Re: R: postmodernism and liberalism

On Fri, 5 Mar 1999, Bob wrote:

> Yes, that's very interesting -- intellectually, theoretically, academically
> -- as well as assisting us to understand our world from our own privileged
> positions of power in the West -- but how relevant is it to those involved
> in the resistance?

It's a very good question to which I can only give anecdotal replies from
my own experience. A couple of things come to mind:

1. In South Africa professional academics have played very prominent roles
in the struggle. Some academics became popular heros of the struggle and
the state certainly saw progressive academics as a serious threat. The
list of academics assasinated by the state includes people like Rick
Turner (Philosopher), David Webster (Anthropologist), Ruth First
(Political Scientist) etc, etc. And of course many more narrowly escaped
assination attempts, were imprisoned, banned, exiled etc. Their
contribution to the stuggle often included sharing knowledge with workers,
rural communities etc. This is one of the reasons why, even today, you can
meet workers (some of whom may be illiterate) who are very comfortable
with concepts like neo-liberalism, socialism, alienation,
internationalism, gender equity, the dialectic and even 'the gaze' (and
familar with the role of institutions like the world bank, IMF, etc.)

This commitment to the sharing of knowledge continues as we speak. Most of
my Department is involved in an ongoing and well organised project to
teach and discuss Political Philosophy with trade unionists and we've also
worked with rural communities. And in fact the university where I work has
made a specific commitment to draw its students from the poorest of the
poor communities. Some of these students do see university as nothing
more than a ticket to a middle class life but all are highly politically
sophisticated and many remain involved in various struggles. In fact just
last week students on this campus were fighting the police - the issue:
the state's attempt to insist that only fee paying students are accepted
into universities. And, of course, they use the skills and knowledge
learnt in class in their struggles.
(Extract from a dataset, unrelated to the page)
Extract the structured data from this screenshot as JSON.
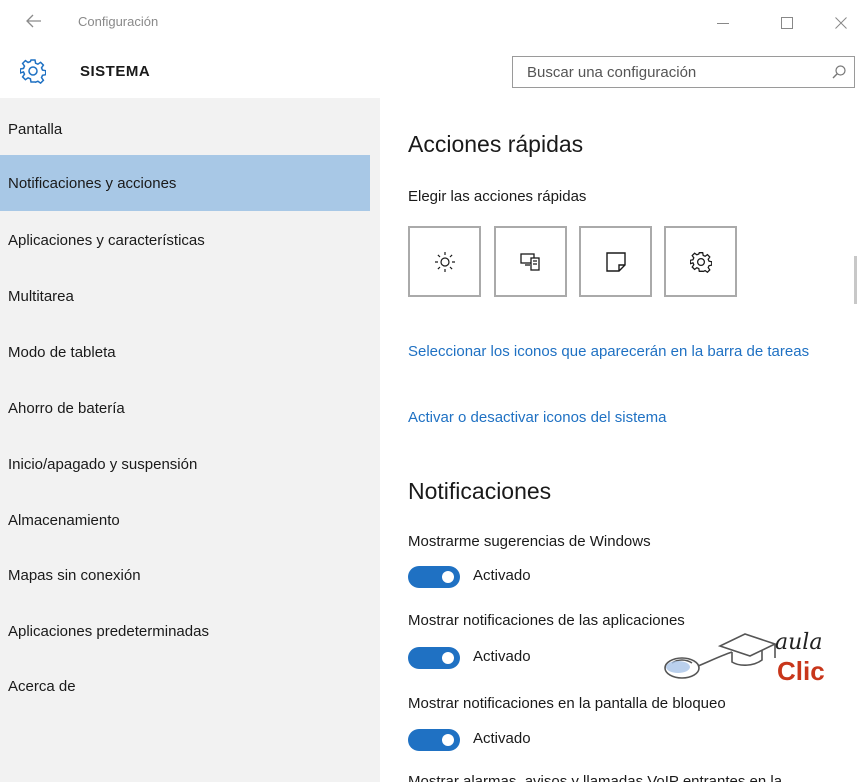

2. There are also a number of examples of intellectuals outside of the
academy who have used theory to make an enormous contribution to society.
So for example Steven Biko's thought (which is influenced by Fanon, Sartre
and Hegel) was and still is a a huge part of the national conversation and
again its common to meet people who are illiterate or semi-literate and
who know something of Biko's thought. There is absolutely no doubt that
Biko's ideas made difference and continue to make a difference to material
realities. (Incidentally he's another intellectual who was killed by the
police). Those material realities range from the pebbles which people
bring from across the country to place on his grave through to the
enormous number of people and organisations who cite Biko as a profound
influence in their life and work.

3. There's also something of a tradition here of academics engaging in
popular journalism in popular idiom (but trying to say the same things
that they'd say at a conference.) I contribute regularly to the popular
press (newspapers and radio) as do most of my colleagues. In fact Dum'sani
Hlophe who is in this office as I type writes a weekly column in the
Sowetan (a tabloid with a circulation of well over a million). His column
usually generates a lot of interest and all sorts of people discuss the
ideas he presents to the readership of the Sowetan.

4. Right now, for better or worse, academics play a very large role in
designing government policy and in supporting resistence to it. (eg, The
Communist Party of South Africa still has a strong intellectual
component as does the still strong union movement).

5. And then of course the intellectual still has a role as a social
critic. Here in Durban the work of people like Chomsky has been used to
develop a criticism of the (racist, conservative etc) Durban press that
when expressed in popular form (pamphlets, graffitti, etc) had a powerful

Writing has never physically put food in anyone's mouth, given AZT to an
HIV positive pregnant women, prevented another immigrant/refugee from
being beaten by the public or the police etc, etc. However it clearly can
inspire, contextualise, explain, refute etc, etc. But perhaps the bottom
line is that when knowledge is shared as widely as possible it *does*
become empowering. When a shop steward can deconstruct the rhetoric of the
bosses and meet theory with theory, or if a homosexual can argue that it
is a metaphysical error to assume that the material struggle of the
working class has some sort of transcendental ontological priority over
all other struggles, or when students and workers can use Fanon to
articulate their suspicions about a transformation agenda that wants to
reduce change to deracialisation than, I think, something has been

Many of the more dramatic popular struggles have a clear debt to theory.
Think of Che Guevarra or the Zapitistas talking about Foucualt. Here in
South Africa Mahmood Mamdani has shown (in Citizen and Subject 1996) how
the 1972 Durban strikes were given crucial support by Communist Party
intellectuals and academics at the university and how the 1939 peasant
uprising led by the Zoutpansberg Cultural Association was also greatly
assisted and inspired by intellectuals from the Communist Party. But
perhaps doing critical theory and sharing it with as many people as
possible can also contribute to less dramatic, more quotidian progress.
Knowledge *is* a form of power. Sharing it as widely as possible must,
surely, be a good thing.


Partial thread listing: